In a chapter dignified by the title “Racial Philosophy in Dixon’s Novels,” his biographer, Raymond A. Cook, points out that the man felt perfectly cordial to other minority groups—he liked Jews, Catholics, and, inexplicably, was particularly fond of Turks. To him, the spectral foe of his youth, the imaginary night riders that the small boy had awaited behind his shotgun, was the only true enemy. And the only true heroes were the saviors of his boyhood: although his books helped bring about the rebirth of the KKK in the 1920’s, Dixon denounced this “renegade” Klan as a band of ruffians and opportunists, unworthy of the lofty traditions of the original.

During the decade he devoted his efforts to making cautionary movies in his own studio—he was convinced he could outdo Griffith—and, when that fell through, to buying Florida land and building an artists’ colony in the North Carolina mountains. He lost heavily; in a few years he was broke. In 1939 a cerebral hemorrhage left Dixon a semi-invalid, but his hot, intemperate mind continued to function. He stuck to his writing, and was still on the barricades a few months after his stroke, when he finished the last of his twenty books, The Flaming Sword . In it, black Communists take over America and found the Soviet Republic of the United States. Dixon must have been bitter by this time; it is the only one of his race-struggle books that does not end with the re-establishment of white hegemony. He had high hopes for the novel, but his vogue had passed.
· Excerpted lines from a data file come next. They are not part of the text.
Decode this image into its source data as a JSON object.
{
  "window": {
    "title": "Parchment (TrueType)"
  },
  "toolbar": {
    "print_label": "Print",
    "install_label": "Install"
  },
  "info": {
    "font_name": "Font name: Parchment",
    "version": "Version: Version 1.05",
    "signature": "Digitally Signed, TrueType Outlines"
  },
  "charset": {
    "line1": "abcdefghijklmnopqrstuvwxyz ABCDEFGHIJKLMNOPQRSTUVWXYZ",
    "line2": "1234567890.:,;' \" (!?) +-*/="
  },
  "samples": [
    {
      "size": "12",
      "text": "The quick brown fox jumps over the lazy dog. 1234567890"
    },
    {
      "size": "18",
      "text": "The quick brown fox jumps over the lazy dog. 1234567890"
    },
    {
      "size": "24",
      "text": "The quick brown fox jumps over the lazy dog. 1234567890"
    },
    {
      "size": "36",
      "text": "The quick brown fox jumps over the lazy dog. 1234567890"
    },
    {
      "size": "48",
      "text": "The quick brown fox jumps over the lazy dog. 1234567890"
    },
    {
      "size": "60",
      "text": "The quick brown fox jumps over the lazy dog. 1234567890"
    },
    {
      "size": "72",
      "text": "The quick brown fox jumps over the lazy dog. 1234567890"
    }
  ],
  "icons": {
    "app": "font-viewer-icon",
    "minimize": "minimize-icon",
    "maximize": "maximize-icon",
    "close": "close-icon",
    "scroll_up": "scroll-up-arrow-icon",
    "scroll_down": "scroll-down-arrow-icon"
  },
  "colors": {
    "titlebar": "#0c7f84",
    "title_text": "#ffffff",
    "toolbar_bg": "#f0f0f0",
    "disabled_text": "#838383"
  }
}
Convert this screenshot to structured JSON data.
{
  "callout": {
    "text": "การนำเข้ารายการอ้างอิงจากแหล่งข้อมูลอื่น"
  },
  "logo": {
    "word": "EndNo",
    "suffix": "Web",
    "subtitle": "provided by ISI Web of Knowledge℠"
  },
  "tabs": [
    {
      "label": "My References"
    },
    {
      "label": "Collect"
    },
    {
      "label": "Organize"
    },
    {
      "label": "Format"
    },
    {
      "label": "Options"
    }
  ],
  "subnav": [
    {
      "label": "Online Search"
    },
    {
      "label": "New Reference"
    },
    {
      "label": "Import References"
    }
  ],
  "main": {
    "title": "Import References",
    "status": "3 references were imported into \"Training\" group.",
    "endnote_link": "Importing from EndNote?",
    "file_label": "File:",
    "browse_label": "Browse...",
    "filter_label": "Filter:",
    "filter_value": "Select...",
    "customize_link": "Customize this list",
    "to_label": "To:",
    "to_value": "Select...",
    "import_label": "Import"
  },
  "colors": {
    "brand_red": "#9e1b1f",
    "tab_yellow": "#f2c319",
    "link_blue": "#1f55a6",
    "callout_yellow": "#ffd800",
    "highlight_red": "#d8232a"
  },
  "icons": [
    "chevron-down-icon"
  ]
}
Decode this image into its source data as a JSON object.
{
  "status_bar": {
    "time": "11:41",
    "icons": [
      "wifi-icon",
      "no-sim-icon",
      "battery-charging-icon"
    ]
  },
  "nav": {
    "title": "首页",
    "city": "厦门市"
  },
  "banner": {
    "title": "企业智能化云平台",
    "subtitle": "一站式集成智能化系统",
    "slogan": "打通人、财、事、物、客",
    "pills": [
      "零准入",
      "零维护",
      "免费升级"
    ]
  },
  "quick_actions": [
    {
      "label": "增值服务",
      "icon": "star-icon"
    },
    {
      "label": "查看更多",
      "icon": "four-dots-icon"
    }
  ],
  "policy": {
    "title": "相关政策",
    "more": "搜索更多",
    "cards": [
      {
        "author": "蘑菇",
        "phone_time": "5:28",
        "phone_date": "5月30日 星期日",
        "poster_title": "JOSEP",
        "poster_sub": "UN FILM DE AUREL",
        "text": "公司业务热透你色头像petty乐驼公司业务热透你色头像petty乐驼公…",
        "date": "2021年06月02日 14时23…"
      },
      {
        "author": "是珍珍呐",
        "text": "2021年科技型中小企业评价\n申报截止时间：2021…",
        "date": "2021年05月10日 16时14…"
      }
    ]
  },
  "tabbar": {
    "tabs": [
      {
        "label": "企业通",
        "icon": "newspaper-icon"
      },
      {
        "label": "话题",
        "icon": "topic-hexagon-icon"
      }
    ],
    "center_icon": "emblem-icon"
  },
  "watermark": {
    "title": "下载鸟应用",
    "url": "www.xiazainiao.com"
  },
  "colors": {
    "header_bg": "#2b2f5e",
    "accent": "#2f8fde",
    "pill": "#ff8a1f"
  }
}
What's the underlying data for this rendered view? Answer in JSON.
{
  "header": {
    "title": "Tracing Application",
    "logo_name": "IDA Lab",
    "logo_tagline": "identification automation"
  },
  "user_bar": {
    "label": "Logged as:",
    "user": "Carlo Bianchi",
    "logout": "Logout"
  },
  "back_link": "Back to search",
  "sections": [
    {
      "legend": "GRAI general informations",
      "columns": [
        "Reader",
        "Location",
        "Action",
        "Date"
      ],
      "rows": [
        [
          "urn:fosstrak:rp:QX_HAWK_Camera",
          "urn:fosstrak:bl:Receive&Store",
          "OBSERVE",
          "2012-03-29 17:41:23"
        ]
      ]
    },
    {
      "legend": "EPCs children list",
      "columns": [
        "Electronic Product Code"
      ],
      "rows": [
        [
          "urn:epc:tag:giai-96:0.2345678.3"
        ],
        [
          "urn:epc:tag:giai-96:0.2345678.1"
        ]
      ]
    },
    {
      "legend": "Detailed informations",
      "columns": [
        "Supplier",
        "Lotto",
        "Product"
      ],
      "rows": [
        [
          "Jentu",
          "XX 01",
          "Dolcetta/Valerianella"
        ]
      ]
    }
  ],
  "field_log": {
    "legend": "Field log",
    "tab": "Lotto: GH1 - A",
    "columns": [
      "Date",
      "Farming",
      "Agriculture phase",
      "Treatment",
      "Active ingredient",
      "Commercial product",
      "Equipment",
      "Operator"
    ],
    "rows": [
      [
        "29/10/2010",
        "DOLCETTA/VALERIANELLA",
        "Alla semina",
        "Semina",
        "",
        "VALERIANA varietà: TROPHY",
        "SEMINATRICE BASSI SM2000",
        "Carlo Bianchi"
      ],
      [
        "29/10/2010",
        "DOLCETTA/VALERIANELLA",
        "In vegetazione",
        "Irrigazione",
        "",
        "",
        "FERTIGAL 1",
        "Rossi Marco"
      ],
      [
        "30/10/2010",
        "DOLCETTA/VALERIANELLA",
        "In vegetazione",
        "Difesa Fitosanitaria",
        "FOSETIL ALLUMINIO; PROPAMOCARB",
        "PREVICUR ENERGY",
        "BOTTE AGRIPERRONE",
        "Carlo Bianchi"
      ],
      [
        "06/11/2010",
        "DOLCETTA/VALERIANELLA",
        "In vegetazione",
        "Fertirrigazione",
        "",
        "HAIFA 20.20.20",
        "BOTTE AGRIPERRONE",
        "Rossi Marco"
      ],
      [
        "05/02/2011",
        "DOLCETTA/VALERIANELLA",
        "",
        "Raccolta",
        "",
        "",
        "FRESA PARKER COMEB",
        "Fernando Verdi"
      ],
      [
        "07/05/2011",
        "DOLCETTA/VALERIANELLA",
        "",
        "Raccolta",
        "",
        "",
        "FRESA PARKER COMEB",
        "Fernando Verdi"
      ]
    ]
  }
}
One Southern critic saw the book as a relic, deserving “news treatment rather than literary criticism.” It didn’t sell.

Dixon died in 1946. Sixty years earlier he had written a poem to his fiancée which included the lines, “A hell of restlessness, I have drained, drained.”